The goal of combining urban thinking, media, art, and light display in the age of technology and information overload may seem ambitious. But Dietmar Offenhuber, an assistant professor at Northeastern University, and Susanne Seitinger, Color Kinetics Senior Technologist, saw the potential of a collaboration that moved beyond light for illumination towards light for information.
Information Design for Dynamic Media and Light is a course in Northeastern's Masters program in Information Design and Visualization, where students learn to translate and communicate information into visual, physical, and virtual forms. The final project for the class was an interactive urban light display on the façade of a campus building that visualized information relevant for the community.
Seitinger and Offenhuber decided that the course would build on the question of what constitutes a meaningful urban information display. "There was a convergence of interests on questions of information design for urban space using light as a medium," Offenhuber said. "Light guides attention and helps us navigate. For data, it is flexible and allows dynamic representations."
Color Kinetics and Northeastern have a pre-existing relationship through Northeastern's co-op program, in which the company hires between 10 and 15 students for six-month cycles. Therefore, it was a natural fit for Color Kinetics and Northeastern University to team up to help six graduate students create .vote.

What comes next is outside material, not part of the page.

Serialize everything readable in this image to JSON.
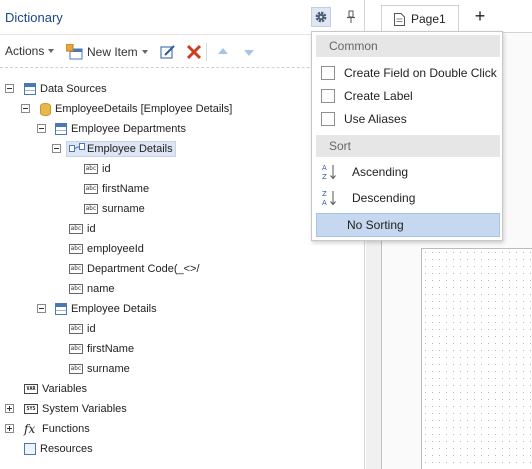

The class arranged 18 strands of iColor Flex SLX (now specified with Flex Compact gen3, RGB) into a rectangular matrix installed behind the glass façade at a prominent location of Ryder Hall, a Northeastern academic building, home of the College of Arts, Media and Design. Seitinger and Offenhuber knew that Flex would provide a bigger canvas for the overall installation, and could provide a stimulating, low-resolution representation of data. The display creates a three-dimensional appearance behind the glass.

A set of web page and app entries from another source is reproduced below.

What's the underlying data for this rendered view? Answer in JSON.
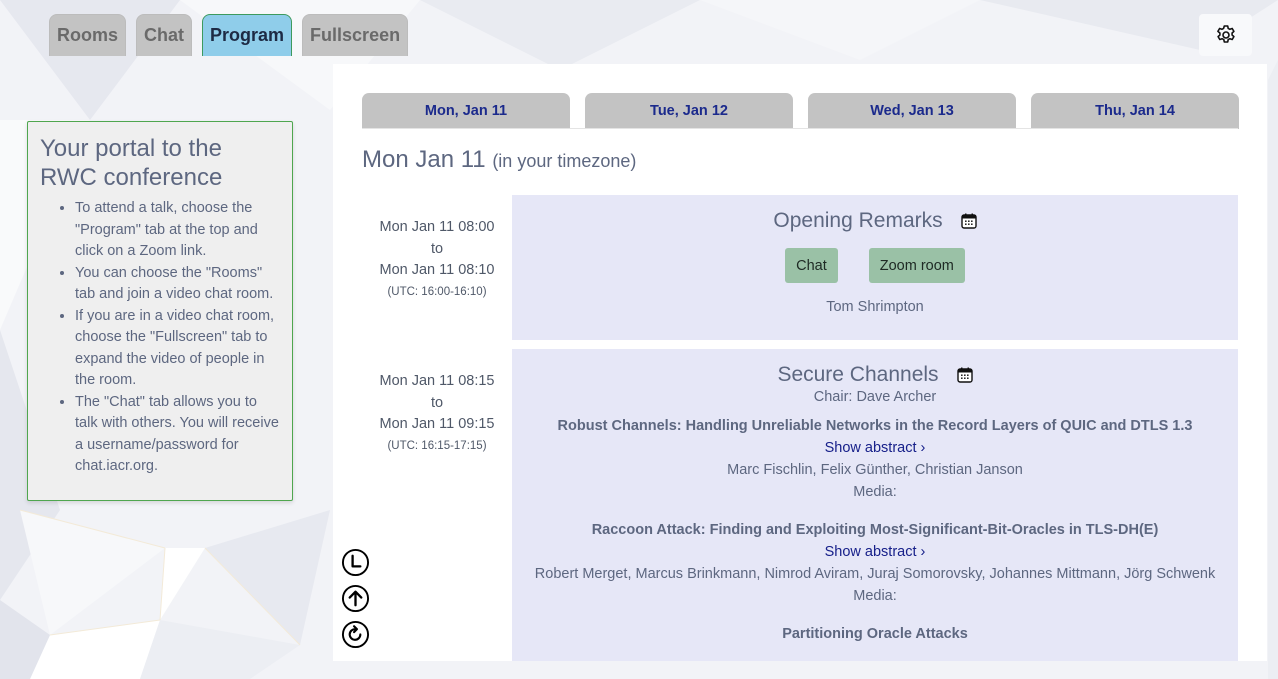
{
  "nav": {
    "tabs": [
      {
        "label": "Rooms",
        "active": false
      },
      {
        "label": "Chat",
        "active": false
      },
      {
        "label": "Program",
        "active": true
      },
      {
        "label": "Fullscreen",
        "active": false
      }
    ],
    "settings_icon": "gear-icon"
  },
  "info": {
    "title": "Your portal to the RWC conference",
    "items": [
      "To attend a talk, choose the \"Program\" tab at the top and click on a Zoom link.",
      "You can choose the \"Rooms\" tab and join a video chat room.",
      "If you are in a video chat room, choose the \"Fullscreen\" tab to expand the video of people in the room.",
      "The \"Chat\" tab allows you to talk with others. You will receive a username/password for chat.iacr.org."
    ]
  },
  "program": {
    "day_tabs": [
      "Mon, Jan 11",
      "Tue, Jan 12",
      "Wed, Jan 13",
      "Thu, Jan 14"
    ],
    "heading": "Mon Jan 11",
    "heading_sub": "(in your timezone)",
    "sessions": [
      {
        "start": "Mon Jan 11 08:00",
        "to": "to",
        "end": "Mon Jan 11 08:10",
        "utc": "(UTC: 16:00-16:10)",
        "title": "Opening Remarks",
        "buttons": [
          "Chat",
          "Zoom room"
        ],
        "speaker": "Tom Shrimpton"
      },
      {
        "start": "Mon Jan 11 08:15",
        "to": "to",
        "end": "Mon Jan 11 09:15",
        "utc": "(UTC: 16:15-17:15)",
        "title": "Secure Channels",
        "chair": "Chair: Dave Archer",
        "talks": [
          {
            "title": "Robust Channels: Handling Unreliable Networks in the Record Layers of QUIC and DTLS 1.3",
            "abstract_link": "Show abstract ›",
            "authors": "Marc Fischlin, Felix Günther, Christian Janson",
            "media": "Media:"
          },
          {
            "title": "Raccoon Attack: Finding and Exploiting Most-Significant-Bit-Oracles in TLS-DH(E)",
            "abstract_link": "Show abstract ›",
            "authors": "Robert Merget, Marcus Brinkmann, Nimrod Aviram, Juraj Somorovsky, Johannes Mittmann, Jörg Schwenk",
            "media": "Media:"
          },
          {
            "title": "Partitioning Oracle Attacks"
          }
        ]
      }
    ]
  },
  "float_icons": [
    "clock-icon",
    "arrow-up-icon",
    "refresh-icon"
  ]
}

"We wanted to use a display medium that blends with the architecture, rather than attaches to it," Offenhuber said. The class created custom software, in Processing, to control the installation. Processing was developed as a programming language and environment for designers and artists. Today, it is widely used by professionals and hobbyists alike. The MFA at Northeastern recognizes the importance of these skills for future designers.
The goal for the final project was to take information about the campus, students, or a specific building and translate it into an information display. After initial ideas included showing the library's capacity or how many miles have been run at the gym, the group settled on asking a question about the mood on campus during finals week.
"We thought it could be nice to let people see their voice or to complain in a visual way," said Miriam Zisook, a Ph.D. student studying emotional displays in healthcare.
The poll, taken online, through a mobile app, or on wireless buttons in front of Ryder Hall, asks students if they are feeling anxious, relieved, determined, excited, or exhausted. Once a vote is tallied, an individual Flex node lights up in the installation. The more votes each emotion gets, the bigger the light cluster becomes. Scrolling text labels each cluster with an emotion. A bar chart then appears with percentages of each emotion. The students had to explore different modes of representation, including the limitations and opportunities engendered by a low-resolution display.
As finals week ended, the class considered new options for the installation. "The idea was to develop an infrastructure. Now we can continue with other kinds of content," Offenhuber said. Whether students ask a new question or create an entirely different interactive display, .vote holds the potential for future classes to learn and future students to see a new form of art and information on campus.